In the listing that follows, how many lines have the word "Change" in them? Give only the number.

====== Supplied data ======

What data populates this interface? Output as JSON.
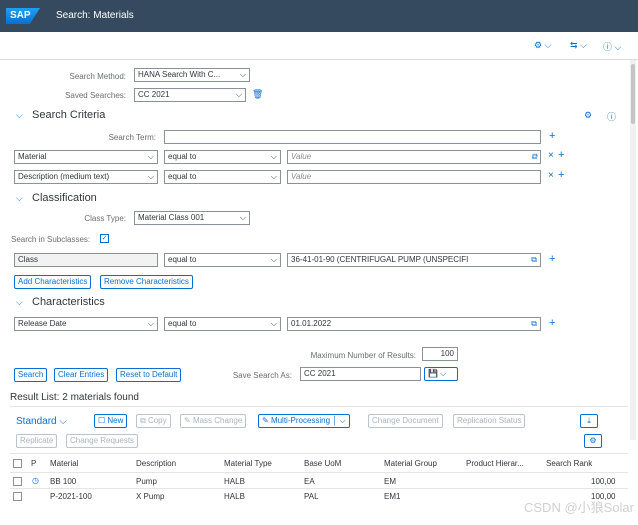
{
  "shell": {
    "logo": "SAP",
    "title": "Search: Materials"
  },
  "top_toolbar": {
    "icons": [
      "gear-icon",
      "transport-icon",
      "help-icon"
    ]
  },
  "search_method": {
    "label": "Search Method:",
    "value": "HANA Search With C..."
  },
  "saved_searches": {
    "label": "Saved Searches:",
    "value": "CC 2021"
  },
  "search_criteria": {
    "title": "Search Criteria",
    "search_term_label": "Search Term:",
    "rows": [
      {
        "field": "Material",
        "op": "equal to",
        "placeholder": "Value"
      },
      {
        "field": "Description (medium text)",
        "op": "equal to",
        "placeholder": "Value"
      }
    ]
  },
  "classification": {
    "title": "Classification",
    "class_type_label": "Class Type:",
    "class_type_value": "Material Class 001",
    "subclasses_label": "Search in Subclasses:",
    "row": {
      "field": "Class",
      "op": "equal to",
      "value": "36-41-01-90 (CENTRIFUGAL PUMP (UNSPECIFI"
    },
    "add_label": "Add Characteristics",
    "remove_label": "Remove Characteristics"
  },
  "characteristics": {
    "title": "Characteristics",
    "row": {
      "field": "Release Date",
      "op": "equal to",
      "value": "01.01.2022"
    }
  },
  "max_results": {
    "label": "Maximum Number of Results:",
    "value": "100"
  },
  "actions": {
    "search": "Search",
    "clear": "Clear Entries",
    "reset": "Reset to Default"
  },
  "save_search": {
    "label": "Save Search As:",
    "value": "CC 2021"
  },
  "result": {
    "title": "Result List: 2 materials found",
    "variant": "Standard",
    "buttons": {
      "new": "New",
      "copy": "Copy",
      "mass_change": "Mass Change",
      "multi_processing": "Multi-Processing",
      "change_document": "Change Document",
      "replication_status": "Replication Status",
      "replicate": "Replicate",
      "change_requests": "Change Requests"
    },
    "columns": [
      "P",
      "Material",
      "Description",
      "Material Type",
      "Base UoM",
      "Material Group",
      "Product Hierar...",
      "Search Rank"
    ],
    "rows": [
      {
        "material": "BB 100",
        "description": "Pump",
        "type": "HALB",
        "uom": "EA",
        "group": "EM",
        "hierarchy": "",
        "rank": "100,00"
      },
      {
        "material": "P-2021-100",
        "description": "X Pump",
        "type": "HALB",
        "uom": "PAL",
        "group": "EM1",
        "hierarchy": "",
        "rank": "100,00"
      }
    ]
  },
  "watermark": "CSDN @小狼Solar"
}
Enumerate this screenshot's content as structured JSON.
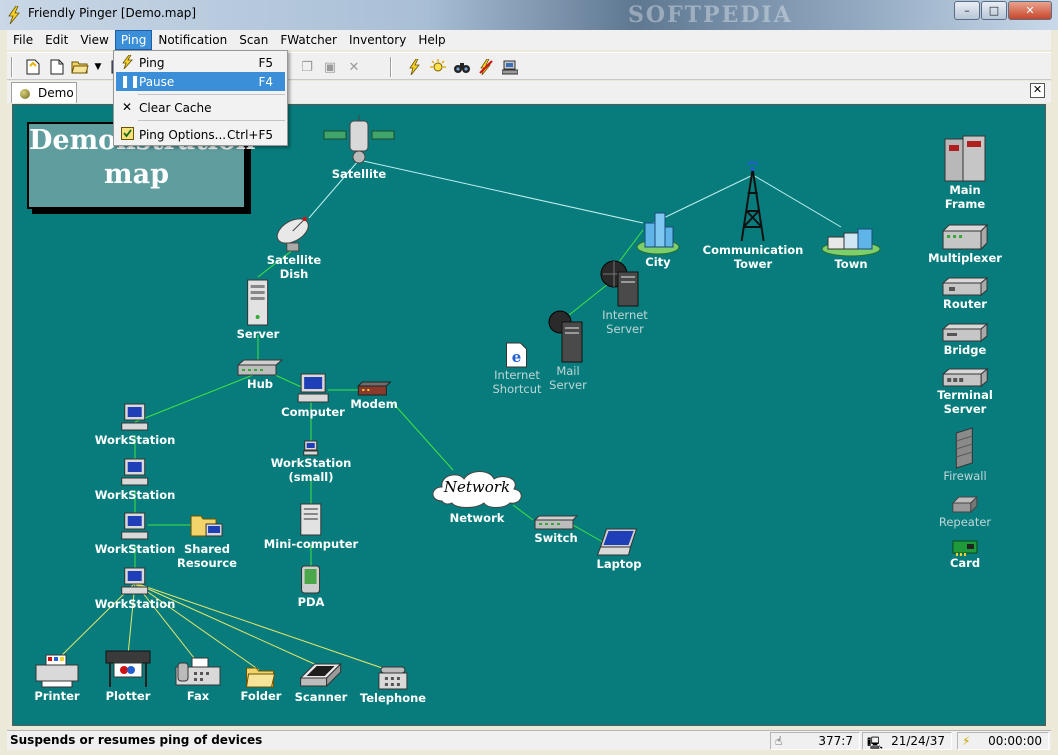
{
  "window": {
    "title": "Friendly Pinger [Demo.map]",
    "watermark": "SOFTPEDIA",
    "buttons": {
      "minimize": "–",
      "maximize": "□",
      "close": "✕"
    }
  },
  "menu": [
    "File",
    "Edit",
    "View",
    "Ping",
    "Notification",
    "Scan",
    "FWatcher",
    "Inventory",
    "Help"
  ],
  "active_menu": "Ping",
  "ping_menu": [
    {
      "label": "Ping",
      "shortcut": "F5",
      "icon": "lightning-icon"
    },
    {
      "label": "Pause",
      "shortcut": "F4",
      "icon": "pause-icon",
      "highlighted": true
    },
    {
      "label": "Clear Cache",
      "shortcut": "",
      "icon": "cross-icon"
    },
    {
      "label": "Ping Options...",
      "shortcut": "Ctrl+F5",
      "icon": "checkbox-icon"
    }
  ],
  "tabs": [
    {
      "label": "Demo"
    }
  ],
  "map": {
    "title_line1": "Demonstration",
    "title_line2": "map",
    "background": "#087c7d",
    "link_color_active": "#3fe43f",
    "link_color_sky": "#bfeff0",
    "link_color_yellow": "#e5e86a",
    "cloud_text": "Network",
    "nodes": {
      "satellite": "Satellite",
      "dish_1": "Satellite",
      "dish_2": "Dish",
      "server": "Server",
      "hub": "Hub",
      "computer": "Computer",
      "modem": "Modem",
      "ws_small_1": "WorkStation",
      "ws_small_2": "(small)",
      "minicomputer": "Mini-computer",
      "pda": "PDA",
      "network": "Network",
      "switch": "Switch",
      "laptop": "Laptop",
      "workstation": "WorkStation",
      "shared_1": "Shared",
      "shared_2": "Resource",
      "printer": "Printer",
      "plotter": "Plotter",
      "fax": "Fax",
      "folder": "Folder",
      "scanner": "Scanner",
      "telephone": "Telephone",
      "city": "City",
      "tower_1": "Communication",
      "tower_2": "Tower",
      "town": "Town",
      "inet_server_1": "Internet",
      "inet_server_2": "Server",
      "inet_shortcut_1": "Internet",
      "inet_shortcut_2": "Shortcut",
      "mail_server_1": "Mail",
      "mail_server_2": "Server",
      "mainframe_1": "Main",
      "mainframe_2": "Frame",
      "multiplexer": "Multiplexer",
      "router": "Router",
      "bridge": "Bridge",
      "terminal_1": "Terminal",
      "terminal_2": "Server",
      "firewall": "Firewall",
      "repeater": "Repeater",
      "card": "Card"
    }
  },
  "status": {
    "message": "Suspends or resumes ping of devices",
    "coords": "377:7",
    "counts": "21/24/37",
    "timer": "00:00:00"
  }
}
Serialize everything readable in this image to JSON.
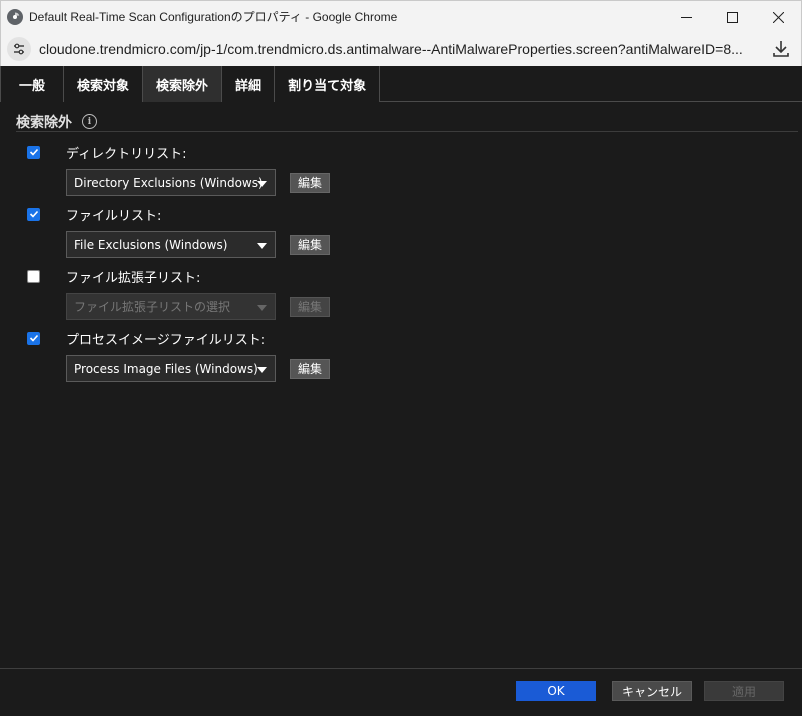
{
  "window": {
    "title": "Default Real-Time Scan Configurationのプロパティ - Google Chrome",
    "url": "cloudone.trendmicro.com/jp-1/com.trendmicro.ds.antimalware--AntiMalwareProperties.screen?antiMalwareID=8..."
  },
  "tabs": [
    {
      "label": "一般",
      "active": false
    },
    {
      "label": "検索対象",
      "active": false
    },
    {
      "label": "検索除外",
      "active": true
    },
    {
      "label": "詳細",
      "active": false
    },
    {
      "label": "割り当て対象",
      "active": false
    }
  ],
  "section": {
    "title": "検索除外",
    "info_icon_glyph": "i"
  },
  "options": [
    {
      "label": "ディレクトリリスト:",
      "checked": true,
      "select_value": "Directory Exclusions (Windows)",
      "edit_label": "編集",
      "disabled": false
    },
    {
      "label": "ファイルリスト:",
      "checked": true,
      "select_value": "File Exclusions (Windows)",
      "edit_label": "編集",
      "disabled": false
    },
    {
      "label": "ファイル拡張子リスト:",
      "checked": false,
      "select_value": "ファイル拡張子リストの選択",
      "edit_label": "編集",
      "disabled": true
    },
    {
      "label": "プロセスイメージファイルリスト:",
      "checked": true,
      "select_value": "Process Image Files (Windows)",
      "edit_label": "編集",
      "disabled": false
    }
  ],
  "footer": {
    "ok_label": "OK",
    "cancel_label": "キャンセル",
    "apply_label": "適用"
  },
  "colors": {
    "accent": "#1a73e8",
    "ok_button": "#1a5bd6",
    "background": "#1b1b1b"
  }
}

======

Result for this task
3